A Web of unlikely places

Geir Ivars°y in 1993, using a device known as źtelephone╗

Opera is celebrating 15 years of coding — it was in April 1994 that Jon and Geir wrote their first lines of code that was to become the Opera browser. Such an anniversary is an opportunity to revisit the past and chart the future. In the past, Opera's code has given people in unlikely places, often using unlikely devices, access to the Web. What will the future bring? What will a typical Opera user be doing on the Web in 15 years?

Before speculating over that question, it is worth looking back a little more. Making a better browser wasn't an obvious thing to do in 1994. I worked with the Opera founders at Norwegian Telecom and, quite frankly, I didn't believe in the idea of making a better browser in Norway. I thought software was something Americans could create, and that Oslo was an unlikely place for it.

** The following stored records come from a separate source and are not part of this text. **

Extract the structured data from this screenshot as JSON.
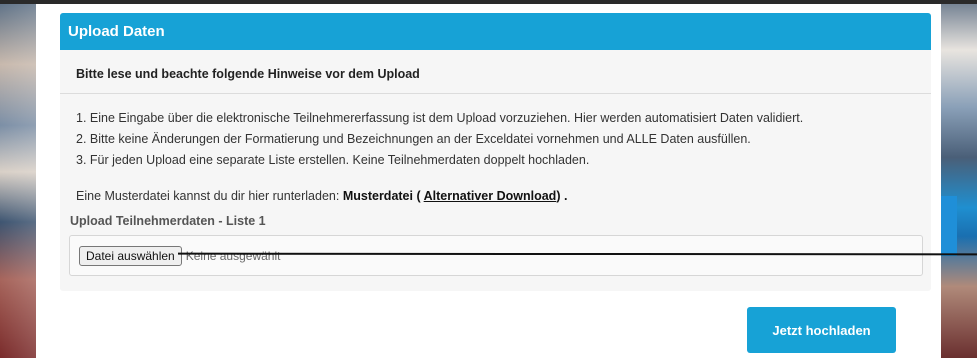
{
  "panel": {
    "title": "Upload Daten",
    "hint_title": "Bitte lese und beachte folgende Hinweise vor dem Upload",
    "hints": [
      "1. Eine Eingabe über die elektronische Teilnehmererfassung ist dem Upload vorzuziehen. Hier werden automatisiert Daten validiert.",
      "2. Bitte keine Änderungen der Formatierung und Bezeichnungen an der Exceldatei vornehmen und ALLE Daten ausfüllen.",
      "3. Für jeden Upload eine separate Liste erstellen. Keine Teilnehmerdaten doppelt hochladen."
    ],
    "muster_prefix": "Eine Musterdatei kannst du dir hier runterladen: ",
    "muster_link": "Musterdatei",
    "muster_paren_open": " ( ",
    "alt_download": "Alternativer Download",
    "muster_paren_close": ") .",
    "upload_label": "Upload Teilnehmerdaten - Liste 1",
    "file_button": "Datei auswählen",
    "file_status": "Keine ausgewählt"
  },
  "submit_label": "Jetzt hochladen",
  "colors": {
    "accent": "#17a2d6",
    "panel_bg": "#f6f6f6"
  }
}
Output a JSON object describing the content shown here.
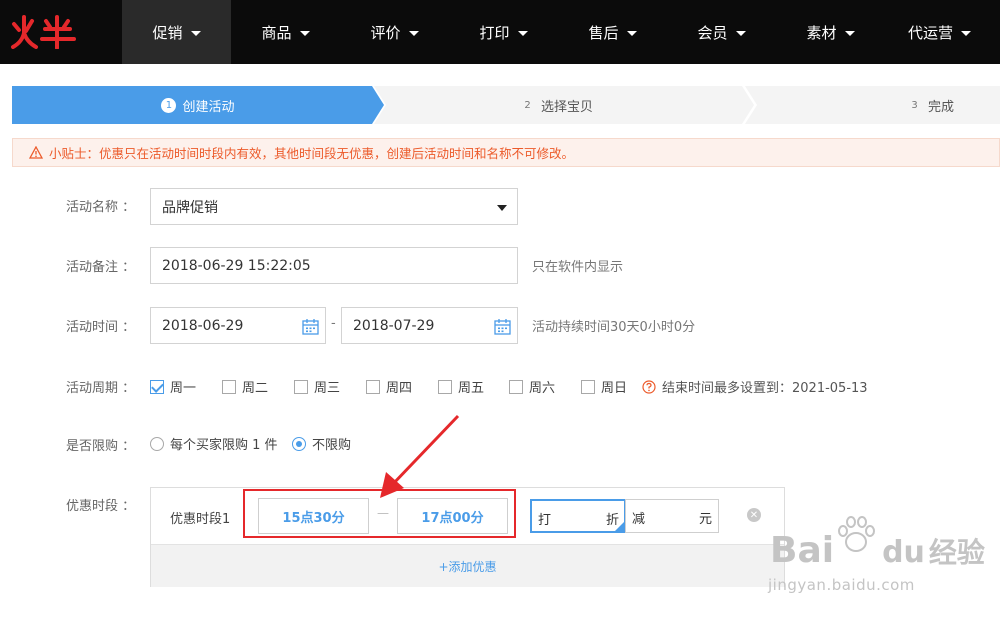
{
  "brand": {
    "logo_text": "火牛",
    "logo_color": "#e5282b"
  },
  "nav": {
    "items": [
      {
        "label": "促销",
        "active": true
      },
      {
        "label": "商品"
      },
      {
        "label": "评价"
      },
      {
        "label": "打印"
      },
      {
        "label": "售后"
      },
      {
        "label": "会员"
      },
      {
        "label": "素材"
      },
      {
        "label": "代运营"
      }
    ]
  },
  "steps": [
    {
      "num": "1",
      "label": "创建活动",
      "active": true
    },
    {
      "num": "2",
      "label": "选择宝贝"
    },
    {
      "num": "3",
      "label": "完成"
    }
  ],
  "tip": {
    "text": "小贴士：优惠只在活动时间时段内有效，其他时间段无优惠，创建后活动时间和名称不可修改。"
  },
  "form": {
    "name": {
      "label": "活动名称 ：",
      "value": "品牌促销"
    },
    "note": {
      "label": "活动备注 ：",
      "value": "2018-06-29 15:22:05",
      "hint": "只在软件内显示"
    },
    "time": {
      "label": "活动时间 ：",
      "start": "2018-06-29",
      "end": "2018-07-29",
      "dash": "-",
      "hint": "活动持续时间30天0小时0分"
    },
    "cycle": {
      "label": "活动周期 ：",
      "days": [
        {
          "label": "周一",
          "checked": true
        },
        {
          "label": "周二",
          "checked": false
        },
        {
          "label": "周三",
          "checked": false
        },
        {
          "label": "周四",
          "checked": false
        },
        {
          "label": "周五",
          "checked": false
        },
        {
          "label": "周六",
          "checked": false
        },
        {
          "label": "周日",
          "checked": false
        }
      ],
      "hint": "结束时间最多设置到：2021-05-13"
    },
    "limit": {
      "label": "是否限购 ：",
      "options": [
        {
          "label": "每个买家限购 1 件",
          "selected": false
        },
        {
          "label": "不限购",
          "selected": true
        }
      ]
    },
    "period": {
      "label": "优惠时段 ：",
      "row_label": "优惠时段1",
      "start": "15点30分",
      "sep": "—",
      "end": "17点00分",
      "discount_prefix": "打",
      "discount_suffix": "折",
      "reduce_prefix": "减",
      "reduce_suffix": "元",
      "add_label": "+添加优惠"
    }
  },
  "watermark": {
    "main": "Bai",
    "mid": "du",
    "cn": "经验",
    "url": "jingyan.baidu.com"
  },
  "colors": {
    "accent": "#4a9ce8",
    "warning": "#ec5a2a",
    "highlight": "#e5282b"
  }
}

Instead of writing code, I wanted to write specifications for the World Wide Web. So, while Jon and Geir wrote their first lines of code, I left for CERN in Switzerland to work with Tim Berners-Lee. I wanted to ensure that there were well-written specifications, specifications that described rich Web functionality. Cascading Style Sheets (CSS) came out of that work.

Five years later, in 1999, I had to admit I was wrong about software in Norway. Geir had just spent three months implementing CSS, and he had easily surpassed Microsoft and Netscape's implementations. Wow. I was impressed. I joined Opera to ensure there were at least one good implementation of W3C specifications.

Oslo, Norway, isn't the only unlikely place on the Web. CERN itself was an unlikely birthplace for a universal hypertext system. And Mosaic, the web browser that changed the web from a research project to an eye-opening experience, came from another unlikely place: Illinois.

Today, Opera's code has found its way into many mobile phones. Opera Mini has made it possible to surf the Web from just about any mobile phone. Opera Mini is a tiny application that runs in the phone, and it connects to server parks that compress Web content to make it faster and cheaper to access Web pages from mobile devices. By analyzing the server logs, we find some unlikely countries; Russia, Indonesia, Ukraine and China top the list of users. The Web is well on its way of becoming truly world-wide.

Opera also has many users in the promised land of software: USA. In January, the Chicago Transit Authority noticed that lots of Norwegians Web users were tracking buses in Chicago online. Is Norway so boring that watching Chicago buses online is good entertainment? Not so. It's more likely that these źNorwegians╗ were Opera Mini users who happened to use Opera's server farm in Oslo. Bits find their way to and through unlikely places.

This trend will continue in the next 15 years. People in unlikely places will have bright ideas and they no longer need a green card to implement them. (But you will need to read and write English.) As such, the Web will — along with the printed book — be the greatest equalizer in human history.

I also think the following will be true in 15 years:

Finally, browsers will know where they are. Even in unlikely places.

howcome 2009-04-28